• [Interface dataset entries]
##############################

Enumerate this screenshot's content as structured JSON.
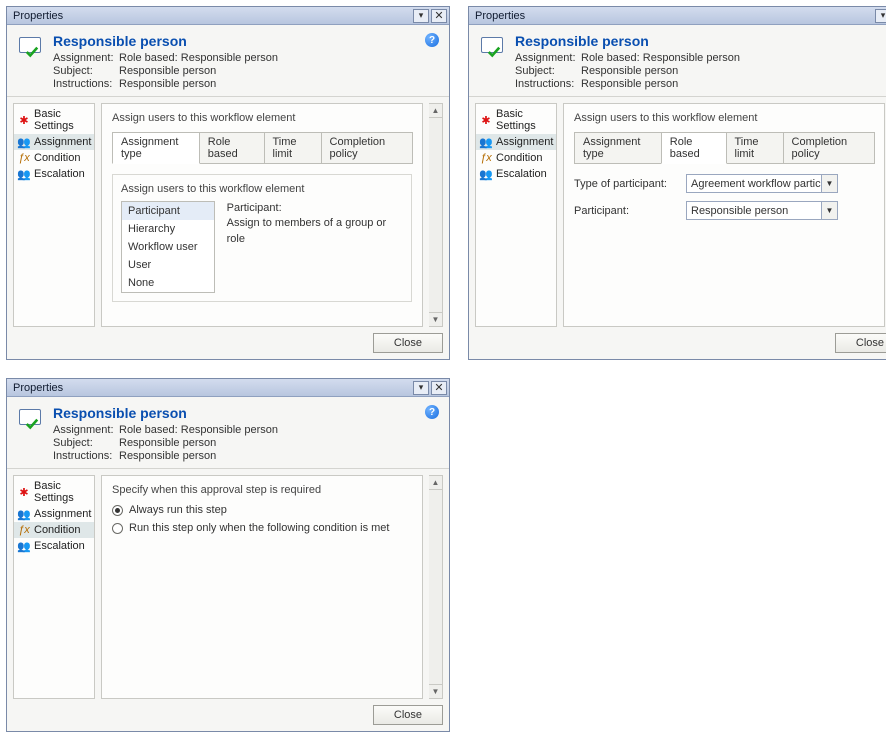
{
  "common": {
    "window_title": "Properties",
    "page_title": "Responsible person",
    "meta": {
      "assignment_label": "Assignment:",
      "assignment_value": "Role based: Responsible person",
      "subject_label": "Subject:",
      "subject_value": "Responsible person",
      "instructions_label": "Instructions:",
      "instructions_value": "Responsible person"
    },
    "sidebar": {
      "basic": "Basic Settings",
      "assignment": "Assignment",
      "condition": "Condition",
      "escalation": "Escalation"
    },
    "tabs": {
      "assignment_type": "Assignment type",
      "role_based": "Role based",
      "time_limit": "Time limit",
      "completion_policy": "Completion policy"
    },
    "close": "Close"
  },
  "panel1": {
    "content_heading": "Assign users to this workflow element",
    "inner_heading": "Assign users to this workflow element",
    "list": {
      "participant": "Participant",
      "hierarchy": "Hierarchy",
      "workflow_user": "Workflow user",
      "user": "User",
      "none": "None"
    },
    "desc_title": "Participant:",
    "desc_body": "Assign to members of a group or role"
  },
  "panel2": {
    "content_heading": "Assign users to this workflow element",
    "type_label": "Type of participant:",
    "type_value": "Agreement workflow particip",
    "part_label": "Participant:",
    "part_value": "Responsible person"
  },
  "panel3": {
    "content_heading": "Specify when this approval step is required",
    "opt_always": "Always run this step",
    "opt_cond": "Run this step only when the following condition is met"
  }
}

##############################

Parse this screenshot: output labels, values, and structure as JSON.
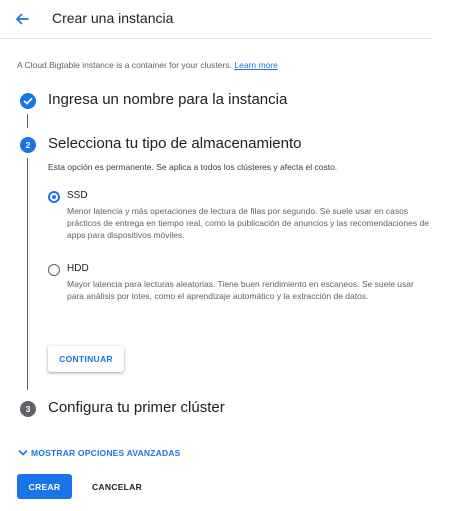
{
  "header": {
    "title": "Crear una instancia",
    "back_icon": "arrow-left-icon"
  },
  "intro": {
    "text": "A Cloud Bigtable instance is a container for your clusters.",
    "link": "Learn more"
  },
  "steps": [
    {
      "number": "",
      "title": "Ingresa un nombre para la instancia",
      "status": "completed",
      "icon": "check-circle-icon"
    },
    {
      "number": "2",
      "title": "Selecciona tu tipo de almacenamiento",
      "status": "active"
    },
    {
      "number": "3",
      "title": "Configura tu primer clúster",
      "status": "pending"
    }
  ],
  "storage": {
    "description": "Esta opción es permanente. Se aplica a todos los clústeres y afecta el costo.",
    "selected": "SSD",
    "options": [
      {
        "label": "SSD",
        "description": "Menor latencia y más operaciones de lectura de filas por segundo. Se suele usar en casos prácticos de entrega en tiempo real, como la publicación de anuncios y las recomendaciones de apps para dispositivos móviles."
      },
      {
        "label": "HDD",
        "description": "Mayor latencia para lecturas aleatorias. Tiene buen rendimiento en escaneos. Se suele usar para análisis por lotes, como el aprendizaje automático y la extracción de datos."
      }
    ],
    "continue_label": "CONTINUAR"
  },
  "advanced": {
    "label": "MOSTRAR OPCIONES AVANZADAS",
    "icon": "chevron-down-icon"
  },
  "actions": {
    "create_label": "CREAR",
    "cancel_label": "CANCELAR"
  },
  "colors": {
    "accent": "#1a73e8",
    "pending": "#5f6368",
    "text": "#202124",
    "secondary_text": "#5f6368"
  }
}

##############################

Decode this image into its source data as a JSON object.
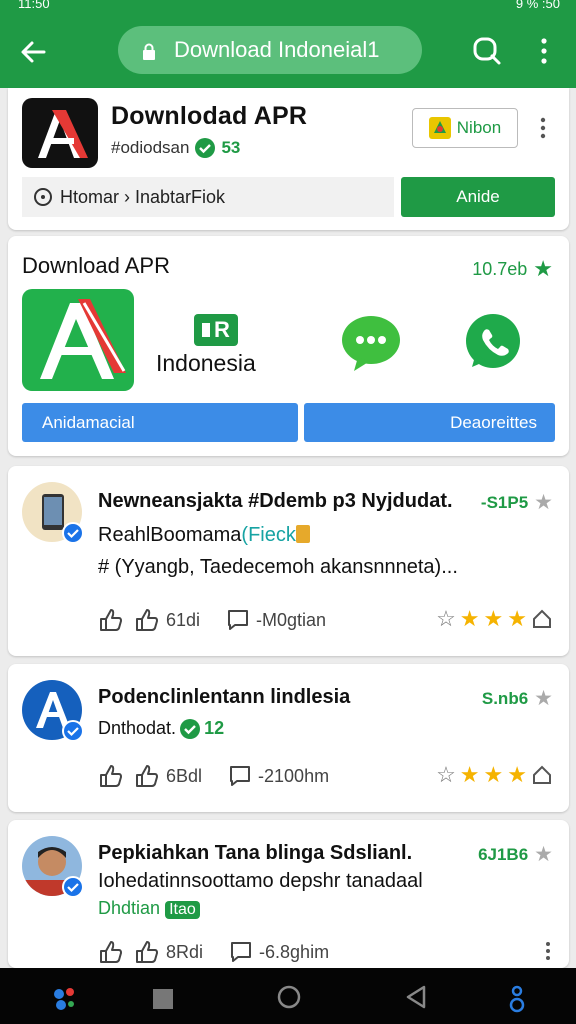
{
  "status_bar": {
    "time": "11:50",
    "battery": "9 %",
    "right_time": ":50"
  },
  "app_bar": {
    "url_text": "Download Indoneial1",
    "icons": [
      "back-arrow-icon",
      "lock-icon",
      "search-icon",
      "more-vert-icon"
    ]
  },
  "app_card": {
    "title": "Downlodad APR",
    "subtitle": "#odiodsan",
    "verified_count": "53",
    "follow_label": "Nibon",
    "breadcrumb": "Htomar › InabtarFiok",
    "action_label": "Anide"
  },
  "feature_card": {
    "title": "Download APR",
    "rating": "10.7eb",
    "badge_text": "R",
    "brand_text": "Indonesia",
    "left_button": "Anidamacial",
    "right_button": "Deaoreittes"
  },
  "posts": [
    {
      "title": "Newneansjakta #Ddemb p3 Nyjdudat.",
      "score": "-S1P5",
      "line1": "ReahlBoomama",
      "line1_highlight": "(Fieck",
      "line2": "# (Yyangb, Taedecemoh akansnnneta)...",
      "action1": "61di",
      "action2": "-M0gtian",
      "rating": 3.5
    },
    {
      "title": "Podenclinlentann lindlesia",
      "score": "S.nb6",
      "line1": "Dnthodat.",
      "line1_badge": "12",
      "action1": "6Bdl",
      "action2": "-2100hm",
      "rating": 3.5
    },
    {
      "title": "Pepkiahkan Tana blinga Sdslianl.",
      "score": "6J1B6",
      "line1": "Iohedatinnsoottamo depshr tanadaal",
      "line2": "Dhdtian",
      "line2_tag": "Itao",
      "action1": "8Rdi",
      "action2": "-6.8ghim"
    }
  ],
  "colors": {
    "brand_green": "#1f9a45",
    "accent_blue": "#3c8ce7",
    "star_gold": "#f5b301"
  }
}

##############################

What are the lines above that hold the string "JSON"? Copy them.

• [Solution for this task]
Enumerate this screenshot's content as structured JSON.
Parse this screenshot: output labels, values, and structure as JSON.
Decode this image into its source data as a JSON object.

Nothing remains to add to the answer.